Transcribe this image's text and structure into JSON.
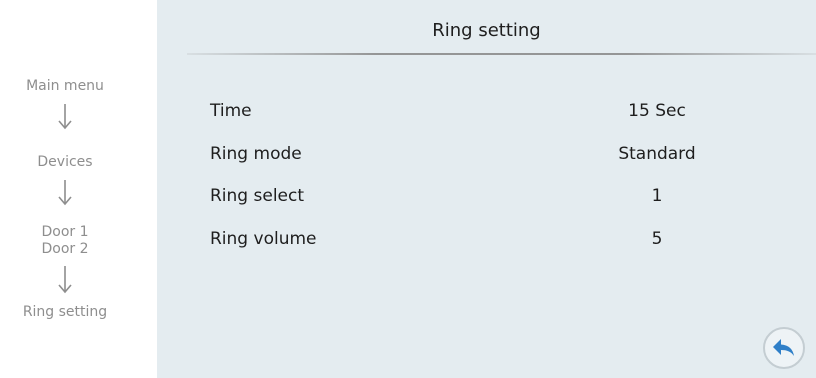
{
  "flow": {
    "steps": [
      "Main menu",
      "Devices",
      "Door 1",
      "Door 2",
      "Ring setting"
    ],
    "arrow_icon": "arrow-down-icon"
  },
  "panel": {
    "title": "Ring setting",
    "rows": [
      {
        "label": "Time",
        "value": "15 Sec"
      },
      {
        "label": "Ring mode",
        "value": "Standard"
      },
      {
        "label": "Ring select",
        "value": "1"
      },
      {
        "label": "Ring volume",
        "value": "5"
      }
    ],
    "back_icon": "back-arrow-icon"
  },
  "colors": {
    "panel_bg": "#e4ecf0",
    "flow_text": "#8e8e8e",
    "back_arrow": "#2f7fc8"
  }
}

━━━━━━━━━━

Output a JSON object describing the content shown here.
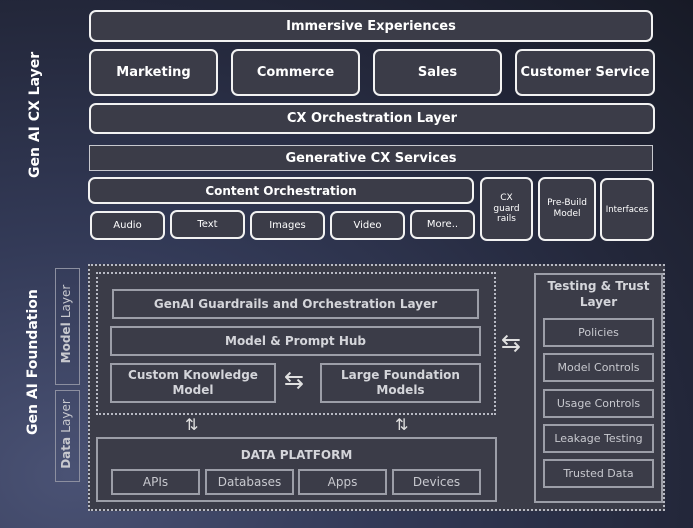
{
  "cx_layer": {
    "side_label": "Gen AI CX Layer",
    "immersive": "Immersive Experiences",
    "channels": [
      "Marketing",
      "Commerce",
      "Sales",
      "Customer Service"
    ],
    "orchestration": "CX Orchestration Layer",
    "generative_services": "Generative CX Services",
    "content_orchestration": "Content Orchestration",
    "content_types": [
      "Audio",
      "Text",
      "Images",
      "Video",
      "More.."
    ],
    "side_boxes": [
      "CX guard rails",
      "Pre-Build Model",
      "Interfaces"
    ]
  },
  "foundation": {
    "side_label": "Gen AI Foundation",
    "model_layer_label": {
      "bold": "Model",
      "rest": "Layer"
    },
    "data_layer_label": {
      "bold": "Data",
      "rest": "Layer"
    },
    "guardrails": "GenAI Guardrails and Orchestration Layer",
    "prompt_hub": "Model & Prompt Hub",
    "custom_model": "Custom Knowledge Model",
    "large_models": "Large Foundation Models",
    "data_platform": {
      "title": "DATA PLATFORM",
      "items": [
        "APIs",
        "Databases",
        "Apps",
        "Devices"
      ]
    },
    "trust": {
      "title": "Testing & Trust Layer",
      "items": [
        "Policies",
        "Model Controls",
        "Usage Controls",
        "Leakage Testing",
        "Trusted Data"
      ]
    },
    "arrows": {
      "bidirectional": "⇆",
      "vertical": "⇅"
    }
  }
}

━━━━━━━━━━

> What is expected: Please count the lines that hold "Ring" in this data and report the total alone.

> Task response: 5